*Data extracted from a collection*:

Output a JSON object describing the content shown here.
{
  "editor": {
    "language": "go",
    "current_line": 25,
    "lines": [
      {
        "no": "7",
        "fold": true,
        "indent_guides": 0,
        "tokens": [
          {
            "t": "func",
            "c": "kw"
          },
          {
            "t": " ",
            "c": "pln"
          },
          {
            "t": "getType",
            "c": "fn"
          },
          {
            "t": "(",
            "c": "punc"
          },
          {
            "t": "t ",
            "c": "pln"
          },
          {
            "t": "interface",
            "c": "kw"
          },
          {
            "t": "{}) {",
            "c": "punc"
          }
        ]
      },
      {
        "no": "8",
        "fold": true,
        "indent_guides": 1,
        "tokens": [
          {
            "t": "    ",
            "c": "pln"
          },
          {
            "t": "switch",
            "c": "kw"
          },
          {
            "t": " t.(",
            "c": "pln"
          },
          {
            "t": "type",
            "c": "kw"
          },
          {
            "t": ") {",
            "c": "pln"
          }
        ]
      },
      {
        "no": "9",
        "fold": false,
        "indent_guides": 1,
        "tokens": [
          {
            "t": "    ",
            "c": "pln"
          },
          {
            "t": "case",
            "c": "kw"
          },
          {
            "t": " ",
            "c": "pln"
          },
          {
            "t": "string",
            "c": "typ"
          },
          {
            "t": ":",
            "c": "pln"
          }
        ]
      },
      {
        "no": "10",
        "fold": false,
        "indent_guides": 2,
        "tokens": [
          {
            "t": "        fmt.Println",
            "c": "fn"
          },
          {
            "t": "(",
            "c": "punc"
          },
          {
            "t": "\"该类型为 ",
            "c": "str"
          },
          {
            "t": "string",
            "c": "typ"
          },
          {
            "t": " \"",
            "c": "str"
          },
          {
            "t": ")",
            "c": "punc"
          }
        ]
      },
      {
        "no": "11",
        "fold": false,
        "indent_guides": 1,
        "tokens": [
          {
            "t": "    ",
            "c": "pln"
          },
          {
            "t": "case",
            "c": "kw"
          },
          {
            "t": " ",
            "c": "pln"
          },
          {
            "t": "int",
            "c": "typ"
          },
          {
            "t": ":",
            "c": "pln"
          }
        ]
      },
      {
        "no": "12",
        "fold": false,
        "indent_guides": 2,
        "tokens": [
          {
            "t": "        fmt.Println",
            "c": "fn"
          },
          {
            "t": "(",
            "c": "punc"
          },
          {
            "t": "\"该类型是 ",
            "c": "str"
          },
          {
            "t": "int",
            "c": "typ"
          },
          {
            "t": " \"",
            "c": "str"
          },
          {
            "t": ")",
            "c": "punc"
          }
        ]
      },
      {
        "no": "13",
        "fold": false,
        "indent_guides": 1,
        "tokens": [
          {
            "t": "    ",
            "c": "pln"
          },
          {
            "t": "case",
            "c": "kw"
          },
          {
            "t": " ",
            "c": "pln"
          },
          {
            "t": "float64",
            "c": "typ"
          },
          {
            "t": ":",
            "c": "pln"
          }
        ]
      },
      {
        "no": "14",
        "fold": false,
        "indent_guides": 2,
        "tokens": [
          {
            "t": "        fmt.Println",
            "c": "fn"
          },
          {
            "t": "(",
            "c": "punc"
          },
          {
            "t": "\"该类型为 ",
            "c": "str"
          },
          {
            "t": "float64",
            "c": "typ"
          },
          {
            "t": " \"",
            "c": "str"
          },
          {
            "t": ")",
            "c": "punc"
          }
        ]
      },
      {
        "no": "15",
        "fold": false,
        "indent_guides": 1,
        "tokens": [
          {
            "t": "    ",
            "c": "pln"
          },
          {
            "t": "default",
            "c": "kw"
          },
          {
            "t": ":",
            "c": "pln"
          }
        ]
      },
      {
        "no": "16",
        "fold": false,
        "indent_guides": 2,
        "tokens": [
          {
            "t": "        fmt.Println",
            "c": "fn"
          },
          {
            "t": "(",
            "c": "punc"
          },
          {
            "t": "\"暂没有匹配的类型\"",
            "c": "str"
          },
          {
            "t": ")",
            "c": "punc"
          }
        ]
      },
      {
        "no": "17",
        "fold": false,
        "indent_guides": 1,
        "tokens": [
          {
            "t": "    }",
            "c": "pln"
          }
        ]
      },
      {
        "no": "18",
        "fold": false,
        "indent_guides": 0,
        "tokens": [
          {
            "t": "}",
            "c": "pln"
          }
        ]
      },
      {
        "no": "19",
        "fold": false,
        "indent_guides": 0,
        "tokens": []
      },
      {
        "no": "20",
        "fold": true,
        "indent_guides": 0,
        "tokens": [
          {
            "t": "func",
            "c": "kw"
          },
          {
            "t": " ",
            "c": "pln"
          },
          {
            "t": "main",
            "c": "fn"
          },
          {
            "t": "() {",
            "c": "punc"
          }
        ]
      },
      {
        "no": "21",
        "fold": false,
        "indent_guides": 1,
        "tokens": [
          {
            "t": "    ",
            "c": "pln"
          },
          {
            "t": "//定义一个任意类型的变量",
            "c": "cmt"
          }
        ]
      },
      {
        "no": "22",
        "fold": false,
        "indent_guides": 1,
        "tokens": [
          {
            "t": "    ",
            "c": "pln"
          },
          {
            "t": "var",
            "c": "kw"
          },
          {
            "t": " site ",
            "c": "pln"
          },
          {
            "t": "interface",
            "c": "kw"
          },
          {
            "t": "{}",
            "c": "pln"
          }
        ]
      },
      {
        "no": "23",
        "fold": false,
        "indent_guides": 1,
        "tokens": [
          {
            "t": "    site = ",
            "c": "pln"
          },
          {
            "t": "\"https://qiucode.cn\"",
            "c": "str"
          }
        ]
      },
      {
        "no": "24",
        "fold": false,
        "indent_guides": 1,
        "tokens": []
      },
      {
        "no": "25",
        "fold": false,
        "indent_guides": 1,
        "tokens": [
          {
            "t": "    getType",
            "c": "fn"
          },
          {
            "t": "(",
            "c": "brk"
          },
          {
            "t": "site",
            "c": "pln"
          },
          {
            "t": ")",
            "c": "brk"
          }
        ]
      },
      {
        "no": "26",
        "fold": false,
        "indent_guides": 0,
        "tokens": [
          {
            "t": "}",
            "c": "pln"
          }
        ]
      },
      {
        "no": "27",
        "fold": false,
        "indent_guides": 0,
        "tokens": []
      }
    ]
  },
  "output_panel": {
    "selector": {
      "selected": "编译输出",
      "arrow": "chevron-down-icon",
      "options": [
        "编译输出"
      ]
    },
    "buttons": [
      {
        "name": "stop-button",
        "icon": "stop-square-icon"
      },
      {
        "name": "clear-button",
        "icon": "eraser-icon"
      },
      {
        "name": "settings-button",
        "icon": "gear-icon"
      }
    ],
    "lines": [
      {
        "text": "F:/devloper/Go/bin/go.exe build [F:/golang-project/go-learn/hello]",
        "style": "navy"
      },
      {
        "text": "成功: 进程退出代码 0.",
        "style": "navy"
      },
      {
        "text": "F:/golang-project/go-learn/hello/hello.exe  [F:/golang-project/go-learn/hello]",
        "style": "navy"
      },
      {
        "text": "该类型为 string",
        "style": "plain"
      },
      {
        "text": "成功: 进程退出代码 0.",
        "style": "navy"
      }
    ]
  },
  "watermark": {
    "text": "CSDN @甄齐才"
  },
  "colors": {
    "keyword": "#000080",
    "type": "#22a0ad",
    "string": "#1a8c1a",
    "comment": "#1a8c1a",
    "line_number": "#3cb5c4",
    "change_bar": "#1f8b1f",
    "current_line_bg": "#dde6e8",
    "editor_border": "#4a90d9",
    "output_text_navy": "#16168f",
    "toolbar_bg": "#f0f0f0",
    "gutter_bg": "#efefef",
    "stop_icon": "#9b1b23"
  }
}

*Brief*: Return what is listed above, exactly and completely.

*Problem solution*:
Output a JSON object describing the content shown here.
{
  "editor": {
    "language": "go",
    "current_line": 25,
    "lines": [
      {
        "no": "7",
        "fold": true,
        "indent_guides": 0,
        "tokens": [
          {
            "t": "func",
            "c": "kw"
          },
          {
            "t": " ",
            "c": "pln"
          },
          {
            "t": "getType",
            "c": "fn"
          },
          {
            "t": "(",
            "c": "punc"
          },
          {
            "t": "t ",
            "c": "pln"
          },
          {
            "t": "interface",
            "c": "kw"
          },
          {
            "t": "{}) {",
            "c": "punc"
          }
        ]
      },
      {
        "no": "8",
        "fold": true,
        "indent_guides": 1,
        "tokens": [
          {
            "t": "    ",
            "c": "pln"
          },
          {
            "t": "switch",
            "c": "kw"
          },
          {
            "t": " t.(",
            "c": "pln"
          },
          {
            "t": "type",
            "c": "kw"
          },
          {
            "t": ") {",
            "c": "pln"
          }
        ]
      },
      {
        "no": "9",
        "fold": false,
        "indent_guides": 1,
        "tokens": [
          {
            "t": "    ",
            "c": "pln"
          },
          {
            "t": "case",
            "c": "kw"
          },
          {
            "t": " ",
            "c": "pln"
          },
          {
            "t": "string",
            "c": "typ"
          },
          {
            "t": ":",
            "c": "pln"
          }
        ]
      },
      {
        "no": "10",
        "fold": false,
        "indent_guides": 2,
        "tokens": [
          {
            "t": "        fmt.Println",
            "c": "fn"
          },
          {
            "t": "(",
            "c": "punc"
          },
          {
            "t": "\"该类型为 ",
            "c": "str"
          },
          {
            "t": "string",
            "c": "typ"
          },
          {
            "t": " \"",
            "c": "str"
          },
          {
            "t": ")",
            "c": "punc"
          }
        ]
      },
      {
        "no": "11",
        "fold": false,
        "indent_guides": 1,
        "tokens": [
          {
            "t": "    ",
            "c": "pln"
          },
          {
            "t": "case",
            "c": "kw"
          },
          {
            "t": " ",
            "c": "pln"
          },
          {
            "t": "int",
            "c": "typ"
          },
          {
            "t": ":",
            "c": "pln"
          }
        ]
      },
      {
        "no": "12",
        "fold": false,
        "indent_guides": 2,
        "tokens": [
          {
            "t": "        fmt.Println",
            "c": "fn"
          },
          {
            "t": "(",
            "c": "punc"
          },
          {
            "t": "\"该类型是 ",
            "c": "str"
          },
          {
            "t": "int",
            "c": "typ"
          },
          {
            "t": " \"",
            "c": "str"
          },
          {
            "t": ")",
            "c": "punc"
          }
        ]
      },
      {
        "no": "13",
        "fold": false,
        "indent_guides": 1,
        "tokens": [
          {
            "t": "    ",
            "c": "pln"
          },
          {
            "t": "case",
            "c": "kw"
          },
          {
            "t": " ",
            "c": "pln"
          },
          {
            "t": "float64",
            "c": "typ"
          },
          {
            "t": ":",
            "c": "pln"
          }
        ]
      },
      {
        "no": "14",
        "fold": false,
        "indent_guides": 2,
        "tokens": [
          {
            "t": "        fmt.Println",
            "c": "fn"
          },
          {
            "t": "(",
            "c": "punc"
          },
          {
            "t": "\"该类型为 ",
            "c": "str"
          },
          {
            "t": "float64",
            "c": "typ"
          },
          {
            "t": " \"",
            "c": "str"
          },
          {
            "t": ")",
            "c": "punc"
          }
        ]
      },
      {
        "no": "15",
        "fold": false,
        "indent_guides": 1,
        "tokens": [
          {
            "t": "    ",
            "c": "pln"
          },
          {
            "t": "default",
            "c": "kw"
          },
          {
            "t": ":",
            "c": "pln"
          }
        ]
      },
      {
        "no": "16",
        "fold": false,
        "indent_guides": 2,
        "tokens": [
          {
            "t": "        fmt.Println",
            "c": "fn"
          },
          {
            "t": "(",
            "c": "punc"
          },
          {
            "t": "\"暂没有匹配的类型\"",
            "c": "str"
          },
          {
            "t": ")",
            "c": "punc"
          }
        ]
      },
      {
        "no": "17",
        "fold": false,
        "indent_guides": 1,
        "tokens": [
          {
            "t": "    }",
            "c": "pln"
          }
        ]
      },
      {
        "no": "18",
        "fold": false,
        "indent_guides": 0,
        "tokens": [
          {
            "t": "}",
            "c": "pln"
          }
        ]
      },
      {
        "no": "19",
        "fold": false,
        "indent_guides": 0,
        "tokens": []
      },
      {
        "no": "20",
        "fold": true,
        "indent_guides": 0,
        "tokens": [
          {
            "t": "func",
            "c": "kw"
          },
          {
            "t": " ",
            "c": "pln"
          },
          {
            "t": "main",
            "c": "fn"
          },
          {
            "t": "() {",
            "c": "punc"
          }
        ]
      },
      {
        "no": "21",
        "fold": false,
        "indent_guides": 1,
        "tokens": [
          {
            "t": "    ",
            "c": "pln"
          },
          {
            "t": "//定义一个任意类型的变量",
            "c": "cmt"
          }
        ]
      },
      {
        "no": "22",
        "fold": false,
        "indent_guides": 1,
        "tokens": [
          {
            "t": "    ",
            "c": "pln"
          },
          {
            "t": "var",
            "c": "kw"
          },
          {
            "t": " site ",
            "c": "pln"
          },
          {
            "t": "interface",
            "c": "kw"
          },
          {
            "t": "{}",
            "c": "pln"
          }
        ]
      },
      {
        "no": "23",
        "fold": false,
        "indent_guides": 1,
        "tokens": [
          {
            "t": "    site = ",
            "c": "pln"
          },
          {
            "t": "\"https://qiucode.cn\"",
            "c": "str"
          }
        ]
      },
      {
        "no": "24",
        "fold": false,
        "indent_guides": 1,
        "tokens": []
      },
      {
        "no": "25",
        "fold": false,
        "indent_guides": 1,
        "tokens": [
          {
            "t": "    getType",
            "c": "fn"
          },
          {
            "t": "(",
            "c": "brk"
          },
          {
            "t": "site",
            "c": "pln"
          },
          {
            "t": ")",
            "c": "brk"
          }
        ]
      },
      {
        "no": "26",
        "fold": false,
        "indent_guides": 0,
        "tokens": [
          {
            "t": "}",
            "c": "pln"
          }
        ]
      },
      {
        "no": "27",
        "fold": false,
        "indent_guides": 0,
        "tokens": []
      }
    ]
  },
  "output_panel": {
    "selector": {
      "selected": "编译输出",
      "arrow": "chevron-down-icon",
      "options": [
        "编译输出"
      ]
    },
    "buttons": [
      {
        "name": "stop-button",
        "icon": "stop-square-icon"
      },
      {
        "name": "clear-button",
        "icon": "eraser-icon"
      },
      {
        "name": "settings-button",
        "icon": "gear-icon"
      }
    ],
    "lines": [
      {
        "text": "F:/devloper/Go/bin/go.exe build [F:/golang-project/go-learn/hello]",
        "style": "navy"
      },
      {
        "text": "成功: 进程退出代码 0.",
        "style": "navy"
      },
      {
        "text": "F:/golang-project/go-learn/hello/hello.exe  [F:/golang-project/go-learn/hello]",
        "style": "navy"
      },
      {
        "text": "该类型为 string",
        "style": "plain"
      },
      {
        "text": "成功: 进程退出代码 0.",
        "style": "navy"
      }
    ]
  },
  "watermark": {
    "text": "CSDN @甄齐才"
  },
  "colors": {
    "keyword": "#000080",
    "type": "#22a0ad",
    "string": "#1a8c1a",
    "comment": "#1a8c1a",
    "line_number": "#3cb5c4",
    "change_bar": "#1f8b1f",
    "current_line_bg": "#dde6e8",
    "editor_border": "#4a90d9",
    "output_text_navy": "#16168f",
    "toolbar_bg": "#f0f0f0",
    "gutter_bg": "#efefef",
    "stop_icon": "#9b1b23"
  }
}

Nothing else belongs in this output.